(Stored dataset items)
■ ■ ■ ■ ■

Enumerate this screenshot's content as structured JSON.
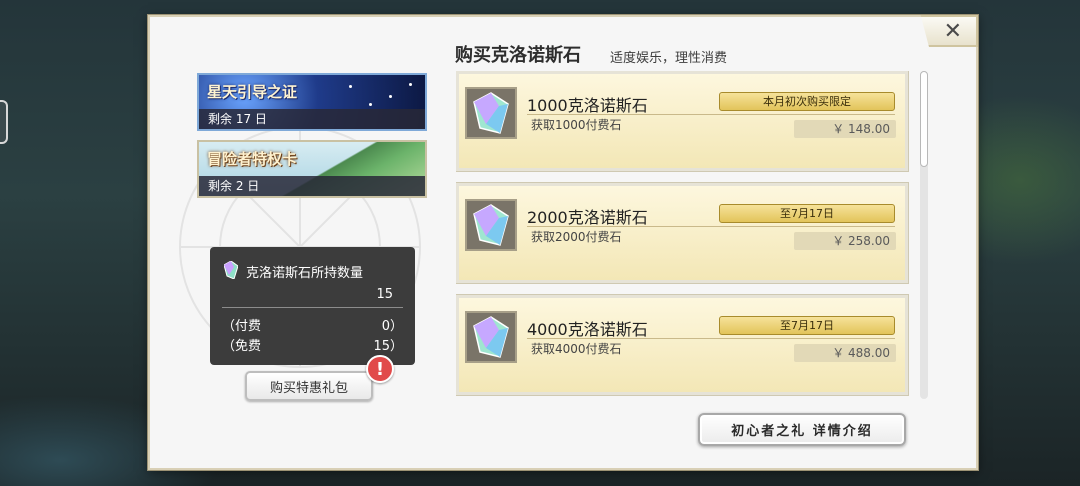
{
  "header": {
    "title": "购买克洛诺斯石",
    "subtitle": "适度娱乐，理性消费",
    "close_label": "✕"
  },
  "banners": [
    {
      "name": "星天引导之证",
      "remaining": "剩余 17 日"
    },
    {
      "name": "冒险者特权卡",
      "remaining": "剩余 2 日"
    }
  ],
  "holding": {
    "label": "克洛诺斯石所持数量",
    "total": "15",
    "paid_label": "（付费",
    "paid_value": "0）",
    "free_label": "（免费",
    "free_value": "15）"
  },
  "gift_button": {
    "label": "购买特惠礼包",
    "badge": "!"
  },
  "products": [
    {
      "name": "1000克洛诺斯石",
      "desc": "获取1000付费石",
      "tag": "本月初次购买限定",
      "price": "￥ 148.00"
    },
    {
      "name": "2000克洛诺斯石",
      "desc": "获取2000付费石",
      "tag": "至7月17日",
      "price": "￥ 258.00"
    },
    {
      "name": "4000克洛诺斯石",
      "desc": "获取4000付费石",
      "tag": "至7月17日",
      "price": "￥ 488.00"
    }
  ],
  "detail_button": {
    "label": "初心者之礼 详情介绍"
  },
  "colors": {
    "card_bg": "#f3e7b6",
    "tag_gold": "#e2c45a",
    "alert_red": "#e14a4a",
    "holding_bg": "#3c3c3c"
  },
  "icons": {
    "close": "close-icon",
    "crystal": "crystal-icon",
    "alert": "exclamation-icon"
  }
}
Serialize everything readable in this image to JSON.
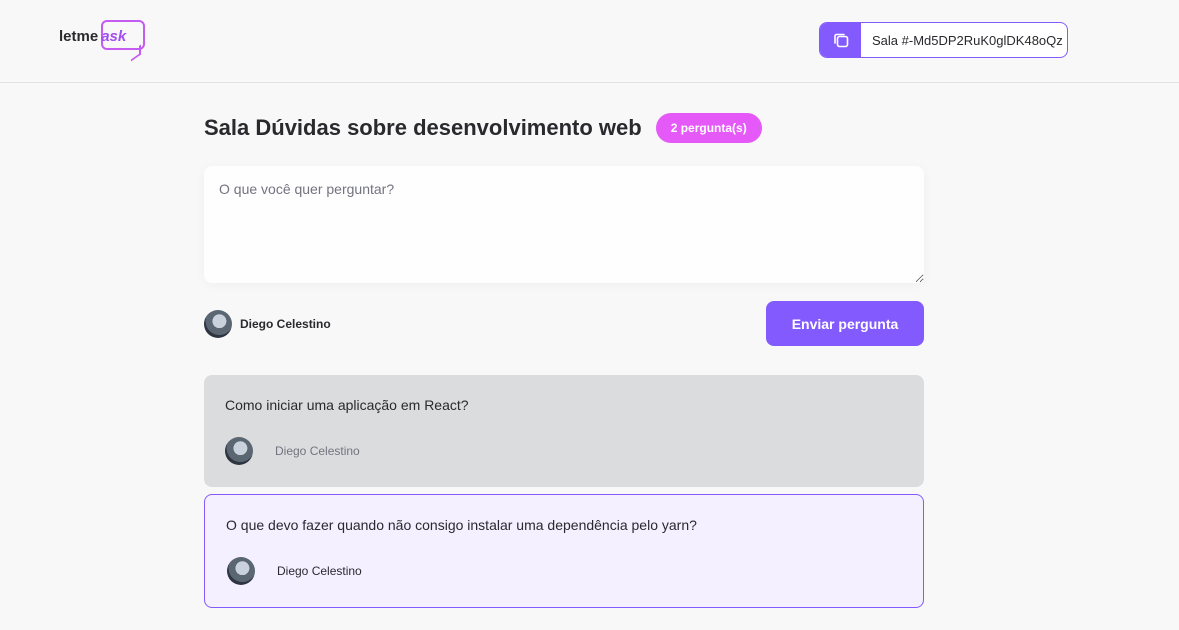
{
  "header": {
    "logo": {
      "main": "letme",
      "accent": "ask"
    },
    "room_code_label": "Sala #-Md5DP2RuK0glDK48oQz",
    "copy_icon": "copy-icon"
  },
  "room": {
    "title": "Sala Dúvidas sobre desenvolvimento web",
    "question_count": "2 pergunta(s)"
  },
  "form": {
    "placeholder": "O que você quer perguntar?",
    "value": "",
    "user_name": "Diego Celestino",
    "submit_label": "Enviar pergunta"
  },
  "questions": [
    {
      "content": "Como iniciar uma aplicação em React?",
      "author": "Diego Celestino",
      "state": "answered"
    },
    {
      "content": "O que devo fazer quando não consigo instalar uma dependência pelo yarn?",
      "author": "Diego Celestino",
      "state": "highlighted"
    }
  ],
  "colors": {
    "accent": "#835afd",
    "badge": "#e559f9",
    "answered_bg": "#dbdcdd",
    "highlighted_bg": "#f4f0ff"
  }
}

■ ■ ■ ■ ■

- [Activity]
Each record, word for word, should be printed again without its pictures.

- [Exercise response]
Enumerate this screenshot's content as structured JSON.
{
  "header": {
    "title": "购买克洛诺斯石",
    "subtitle": "适度娱乐，理性消费",
    "close_label": "✕"
  },
  "banners": [
    {
      "name": "星天引导之证",
      "remaining": "剩余 17 日"
    },
    {
      "name": "冒险者特权卡",
      "remaining": "剩余 2 日"
    }
  ],
  "holding": {
    "label": "克洛诺斯石所持数量",
    "total": "15",
    "paid_label": "（付费",
    "paid_value": "0）",
    "free_label": "（免费",
    "free_value": "15）"
  },
  "gift_button": {
    "label": "购买特惠礼包",
    "badge": "!"
  },
  "products": [
    {
      "name": "1000克洛诺斯石",
      "desc": "获取1000付费石",
      "tag": "本月初次购买限定",
      "price": "￥ 148.00"
    },
    {
      "name": "2000克洛诺斯石",
      "desc": "获取2000付费石",
      "tag": "至7月17日",
      "price": "￥ 258.00"
    },
    {
      "name": "4000克洛诺斯石",
      "desc": "获取4000付费石",
      "tag": "至7月17日",
      "price": "￥ 488.00"
    }
  ],
  "detail_button": {
    "label": "初心者之礼 详情介绍"
  },
  "colors": {
    "card_bg": "#f3e7b6",
    "tag_gold": "#e2c45a",
    "alert_red": "#e14a4a",
    "holding_bg": "#3c3c3c"
  },
  "icons": {
    "close": "close-icon",
    "crystal": "crystal-icon",
    "alert": "exclamation-icon"
  }
}
Serialize everything readable in this image to JSON.
{
  "header": {
    "logo": {
      "main": "letme",
      "accent": "ask"
    },
    "room_code_label": "Sala #-Md5DP2RuK0glDK48oQz",
    "copy_icon": "copy-icon"
  },
  "room": {
    "title": "Sala Dúvidas sobre desenvolvimento web",
    "question_count": "2 pergunta(s)"
  },
  "form": {
    "placeholder": "O que você quer perguntar?",
    "value": "",
    "user_name": "Diego Celestino",
    "submit_label": "Enviar pergunta"
  },
  "questions": [
    {
      "content": "Como iniciar uma aplicação em React?",
      "author": "Diego Celestino",
      "state": "answered"
    },
    {
      "content": "O que devo fazer quando não consigo instalar uma dependência pelo yarn?",
      "author": "Diego Celestino",
      "state": "highlighted"
    }
  ],
  "colors": {
    "accent": "#835afd",
    "badge": "#e559f9",
    "answered_bg": "#dbdcdd",
    "highlighted_bg": "#f4f0ff"
  }
}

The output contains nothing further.